What to produce:
In the data that follows, each entry is to be restated exactly.

Dataset records:
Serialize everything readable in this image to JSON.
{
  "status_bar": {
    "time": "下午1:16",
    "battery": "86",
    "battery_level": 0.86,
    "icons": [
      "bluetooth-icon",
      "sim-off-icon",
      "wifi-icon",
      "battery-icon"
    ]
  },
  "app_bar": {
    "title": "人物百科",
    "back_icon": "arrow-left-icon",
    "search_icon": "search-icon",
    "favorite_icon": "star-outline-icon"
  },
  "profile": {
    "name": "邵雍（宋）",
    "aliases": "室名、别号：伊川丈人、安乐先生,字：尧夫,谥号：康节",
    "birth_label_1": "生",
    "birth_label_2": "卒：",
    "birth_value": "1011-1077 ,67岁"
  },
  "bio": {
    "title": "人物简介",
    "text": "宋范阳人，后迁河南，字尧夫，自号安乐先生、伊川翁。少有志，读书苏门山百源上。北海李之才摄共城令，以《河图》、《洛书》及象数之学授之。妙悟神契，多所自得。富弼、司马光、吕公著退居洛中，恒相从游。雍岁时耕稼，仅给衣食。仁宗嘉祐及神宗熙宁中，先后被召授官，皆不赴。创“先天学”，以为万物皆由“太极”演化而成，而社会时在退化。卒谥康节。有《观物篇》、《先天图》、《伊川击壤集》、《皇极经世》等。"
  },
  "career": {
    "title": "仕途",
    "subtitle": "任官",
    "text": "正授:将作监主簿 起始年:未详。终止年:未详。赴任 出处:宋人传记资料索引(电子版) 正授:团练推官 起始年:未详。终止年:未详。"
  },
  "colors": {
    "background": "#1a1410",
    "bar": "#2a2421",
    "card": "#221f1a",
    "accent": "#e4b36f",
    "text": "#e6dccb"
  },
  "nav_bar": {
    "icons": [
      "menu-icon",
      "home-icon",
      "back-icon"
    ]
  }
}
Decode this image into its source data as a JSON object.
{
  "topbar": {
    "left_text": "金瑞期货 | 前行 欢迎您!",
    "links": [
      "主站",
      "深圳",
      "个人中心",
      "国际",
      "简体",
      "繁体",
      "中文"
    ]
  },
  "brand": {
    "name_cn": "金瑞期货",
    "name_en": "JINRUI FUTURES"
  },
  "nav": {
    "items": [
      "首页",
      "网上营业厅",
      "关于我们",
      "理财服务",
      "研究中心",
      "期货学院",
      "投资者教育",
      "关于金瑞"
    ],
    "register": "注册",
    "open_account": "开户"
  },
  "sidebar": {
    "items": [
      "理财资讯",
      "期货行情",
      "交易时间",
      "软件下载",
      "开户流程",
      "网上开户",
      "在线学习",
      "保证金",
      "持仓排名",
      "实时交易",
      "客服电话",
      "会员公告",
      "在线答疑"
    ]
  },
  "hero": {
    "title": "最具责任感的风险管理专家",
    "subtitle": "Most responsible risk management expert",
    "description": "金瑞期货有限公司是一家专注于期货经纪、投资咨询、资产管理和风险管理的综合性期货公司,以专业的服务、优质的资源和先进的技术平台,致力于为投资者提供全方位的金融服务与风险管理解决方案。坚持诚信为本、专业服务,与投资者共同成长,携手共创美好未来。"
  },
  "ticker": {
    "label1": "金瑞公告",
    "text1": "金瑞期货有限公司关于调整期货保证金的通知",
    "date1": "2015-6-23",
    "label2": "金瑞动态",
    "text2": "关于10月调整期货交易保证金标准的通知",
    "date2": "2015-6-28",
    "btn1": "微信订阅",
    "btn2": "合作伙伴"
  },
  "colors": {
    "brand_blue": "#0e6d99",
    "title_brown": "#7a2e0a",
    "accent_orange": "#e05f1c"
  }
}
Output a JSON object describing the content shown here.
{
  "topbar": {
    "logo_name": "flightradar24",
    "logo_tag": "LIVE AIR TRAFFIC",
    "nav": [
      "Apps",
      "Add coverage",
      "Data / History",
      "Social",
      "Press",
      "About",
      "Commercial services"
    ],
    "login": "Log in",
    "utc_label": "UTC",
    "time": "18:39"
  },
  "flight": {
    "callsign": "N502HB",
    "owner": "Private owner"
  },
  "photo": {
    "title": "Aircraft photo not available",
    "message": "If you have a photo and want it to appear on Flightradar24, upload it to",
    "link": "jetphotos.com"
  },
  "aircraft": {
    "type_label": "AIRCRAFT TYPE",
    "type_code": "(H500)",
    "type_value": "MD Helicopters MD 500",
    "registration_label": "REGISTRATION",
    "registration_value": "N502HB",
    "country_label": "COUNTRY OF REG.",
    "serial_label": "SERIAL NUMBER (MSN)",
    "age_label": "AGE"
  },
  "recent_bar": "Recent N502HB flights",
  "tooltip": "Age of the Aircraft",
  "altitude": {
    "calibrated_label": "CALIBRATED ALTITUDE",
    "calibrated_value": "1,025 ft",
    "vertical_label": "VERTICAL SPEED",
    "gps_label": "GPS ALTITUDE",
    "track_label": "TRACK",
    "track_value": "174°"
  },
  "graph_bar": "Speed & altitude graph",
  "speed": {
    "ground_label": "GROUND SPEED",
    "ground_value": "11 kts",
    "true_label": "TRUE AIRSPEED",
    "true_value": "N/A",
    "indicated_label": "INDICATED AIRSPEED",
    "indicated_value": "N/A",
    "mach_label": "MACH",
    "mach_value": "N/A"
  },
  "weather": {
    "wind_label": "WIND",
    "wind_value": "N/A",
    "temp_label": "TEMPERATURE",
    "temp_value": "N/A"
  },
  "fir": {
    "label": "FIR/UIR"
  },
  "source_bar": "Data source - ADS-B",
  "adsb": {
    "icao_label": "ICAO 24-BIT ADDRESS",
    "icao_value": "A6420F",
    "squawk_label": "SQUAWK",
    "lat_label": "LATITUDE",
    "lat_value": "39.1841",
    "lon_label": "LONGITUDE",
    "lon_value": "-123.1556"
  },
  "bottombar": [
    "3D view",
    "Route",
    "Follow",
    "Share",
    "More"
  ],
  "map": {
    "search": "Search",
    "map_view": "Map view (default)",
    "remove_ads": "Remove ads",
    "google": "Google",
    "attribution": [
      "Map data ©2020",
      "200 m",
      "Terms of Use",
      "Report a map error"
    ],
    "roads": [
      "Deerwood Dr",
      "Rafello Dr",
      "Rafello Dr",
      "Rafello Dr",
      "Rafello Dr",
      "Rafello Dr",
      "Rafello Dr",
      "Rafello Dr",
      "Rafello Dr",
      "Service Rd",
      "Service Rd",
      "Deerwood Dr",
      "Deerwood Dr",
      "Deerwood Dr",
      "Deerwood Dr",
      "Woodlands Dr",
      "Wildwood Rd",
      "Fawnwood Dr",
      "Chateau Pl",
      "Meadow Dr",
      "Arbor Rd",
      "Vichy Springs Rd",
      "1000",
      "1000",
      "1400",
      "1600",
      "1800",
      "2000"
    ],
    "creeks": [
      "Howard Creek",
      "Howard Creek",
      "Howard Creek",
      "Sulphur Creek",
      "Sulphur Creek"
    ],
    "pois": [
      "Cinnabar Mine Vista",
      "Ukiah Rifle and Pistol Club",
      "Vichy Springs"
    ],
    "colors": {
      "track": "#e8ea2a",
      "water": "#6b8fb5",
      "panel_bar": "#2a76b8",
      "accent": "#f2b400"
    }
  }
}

The answer:
Serialize everything readable in this image to JSON.
{
  "status_bar": {
    "time": "下午1:16",
    "battery": "86",
    "battery_level": 0.86,
    "icons": [
      "bluetooth-icon",
      "sim-off-icon",
      "wifi-icon",
      "battery-icon"
    ]
  },
  "app_bar": {
    "title": "人物百科",
    "back_icon": "arrow-left-icon",
    "search_icon": "search-icon",
    "favorite_icon": "star-outline-icon"
  },
  "profile": {
    "name": "邵雍（宋）",
    "aliases": "室名、别号：伊川丈人、安乐先生,字：尧夫,谥号：康节",
    "birth_label_1": "生",
    "birth_label_2": "卒：",
    "birth_value": "1011-1077 ,67岁"
  },
  "bio": {
    "title": "人物简介",
    "text": "宋范阳人，后迁河南，字尧夫，自号安乐先生、伊川翁。少有志，读书苏门山百源上。北海李之才摄共城令，以《河图》、《洛书》及象数之学授之。妙悟神契，多所自得。富弼、司马光、吕公著退居洛中，恒相从游。雍岁时耕稼，仅给衣食。仁宗嘉祐及神宗熙宁中，先后被召授官，皆不赴。创“先天学”，以为万物皆由“太极”演化而成，而社会时在退化。卒谥康节。有《观物篇》、《先天图》、《伊川击壤集》、《皇极经世》等。"
  },
  "career": {
    "title": "仕途",
    "subtitle": "任官",
    "text": "正授:将作监主簿 起始年:未详。终止年:未详。赴任 出处:宋人传记资料索引(电子版) 正授:团练推官 起始年:未详。终止年:未详。"
  },
  "colors": {
    "background": "#1a1410",
    "bar": "#2a2421",
    "card": "#221f1a",
    "accent": "#e4b36f",
    "text": "#e6dccb"
  },
  "nav_bar": {
    "icons": [
      "menu-icon",
      "home-icon",
      "back-icon"
    ]
  }
}
Decode this image into its source data as a JSON object.
{
  "topbar": {
    "left_text": "金瑞期货 | 前行 欢迎您!",
    "links": [
      "主站",
      "深圳",
      "个人中心",
      "国际",
      "简体",
      "繁体",
      "中文"
    ]
  },
  "brand": {
    "name_cn": "金瑞期货",
    "name_en": "JINRUI FUTURES"
  },
  "nav": {
    "items": [
      "首页",
      "网上营业厅",
      "关于我们",
      "理财服务",
      "研究中心",
      "期货学院",
      "投资者教育",
      "关于金瑞"
    ],
    "register": "注册",
    "open_account": "开户"
  },
  "sidebar": {
    "items": [
      "理财资讯",
      "期货行情",
      "交易时间",
      "软件下载",
      "开户流程",
      "网上开户",
      "在线学习",
      "保证金",
      "持仓排名",
      "实时交易",
      "客服电话",
      "会员公告",
      "在线答疑"
    ]
  },
  "hero": {
    "title": "最具责任感的风险管理专家",
    "subtitle": "Most responsible risk management expert",
    "description": "金瑞期货有限公司是一家专注于期货经纪、投资咨询、资产管理和风险管理的综合性期货公司,以专业的服务、优质的资源和先进的技术平台,致力于为投资者提供全方位的金融服务与风险管理解决方案。坚持诚信为本、专业服务,与投资者共同成长,携手共创美好未来。"
  },
  "ticker": {
    "label1": "金瑞公告",
    "text1": "金瑞期货有限公司关于调整期货保证金的通知",
    "date1": "2015-6-23",
    "label2": "金瑞动态",
    "text2": "关于10月调整期货交易保证金标准的通知",
    "date2": "2015-6-28",
    "btn1": "微信订阅",
    "btn2": "合作伙伴"
  },
  "colors": {
    "brand_blue": "#0e6d99",
    "title_brown": "#7a2e0a",
    "accent_orange": "#e05f1c"
  }
}
Output a JSON object describing the content shown here.
{
  "topbar": {
    "logo_name": "flightradar24",
    "logo_tag": "LIVE AIR TRAFFIC",
    "nav": [
      "Apps",
      "Add coverage",
      "Data / History",
      "Social",
      "Press",
      "About",
      "Commercial services"
    ],
    "login": "Log in",
    "utc_label": "UTC",
    "time": "18:39"
  },
  "flight": {
    "callsign": "N502HB",
    "owner": "Private owner"
  },
  "photo": {
    "title": "Aircraft photo not available",
    "message": "If you have a photo and want it to appear on Flightradar24, upload it to",
    "link": "jetphotos.com"
  },
  "aircraft": {
    "type_label": "AIRCRAFT TYPE",
    "type_code": "(H500)",
    "type_value": "MD Helicopters MD 500",
    "registration_label": "REGISTRATION",
    "registration_value": "N502HB",
    "country_label": "COUNTRY OF REG.",
    "serial_label": "SERIAL NUMBER (MSN)",
    "age_label": "AGE"
  },
  "recent_bar": "Recent N502HB flights",
  "tooltip": "Age of the Aircraft",
  "altitude": {
    "calibrated_label": "CALIBRATED ALTITUDE",
    "calibrated_value": "1,025 ft",
    "vertical_label": "VERTICAL SPEED",
    "gps_label": "GPS ALTITUDE",
    "track_label": "TRACK",
    "track_value": "174°"
  },
  "graph_bar": "Speed & altitude graph",
  "speed": {
    "ground_label": "GROUND SPEED",
    "ground_value": "11 kts",
    "true_label": "TRUE AIRSPEED",
    "true_value": "N/A",
    "indicated_label": "INDICATED AIRSPEED",
    "indicated_value": "N/A",
    "mach_label": "MACH",
    "mach_value": "N/A"
  },
  "weather": {
    "wind_label": "WIND",
    "wind_value": "N/A",
    "temp_label": "TEMPERATURE",
    "temp_value": "N/A"
  },
  "fir": {
    "label": "FIR/UIR"
  },
  "source_bar": "Data source - ADS-B",
  "adsb": {
    "icao_label": "ICAO 24-BIT ADDRESS",
    "icao_value": "A6420F",
    "squawk_label": "SQUAWK",
    "lat_label": "LATITUDE",
    "lat_value": "39.1841",
    "lon_label": "LONGITUDE",
    "lon_value": "-123.1556"
  },
  "bottombar": [
    "3D view",
    "Route",
    "Follow",
    "Share",
    "More"
  ],
  "map": {
    "search": "Search",
    "map_view": "Map view (default)",
    "remove_ads": "Remove ads",
    "google": "Google",
    "attribution": [
      "Map data ©2020",
      "200 m",
      "Terms of Use",
      "Report a map error"
    ],
    "roads": [
      "Deerwood Dr",
      "Rafello Dr",
      "Rafello Dr",
      "Rafello Dr",
      "Rafello Dr",
      "Rafello Dr",
      "Rafello Dr",
      "Rafello Dr",
      "Rafello Dr",
      "Service Rd",
      "Service Rd",
      "Deerwood Dr",
      "Deerwood Dr",
      "Deerwood Dr",
      "Deerwood Dr",
      "Woodlands Dr",
      "Wildwood Rd",
      "Fawnwood Dr",
      "Chateau Pl",
      "Meadow Dr",
      "Arbor Rd",
      "Vichy Springs Rd",
      "1000",
      "1000",
      "1400",
      "1600",
      "1800",
      "2000"
    ],
    "creeks": [
      "Howard Creek",
      "Howard Creek",
      "Howard Creek",
      "Sulphur Creek",
      "Sulphur Creek"
    ],
    "pois": [
      "Cinnabar Mine Vista",
      "Ukiah Rifle and Pistol Club",
      "Vichy Springs"
    ],
    "colors": {
      "track": "#e8ea2a",
      "water": "#6b8fb5",
      "panel_bar": "#2a76b8",
      "accent": "#f2b400"
    }
  }
}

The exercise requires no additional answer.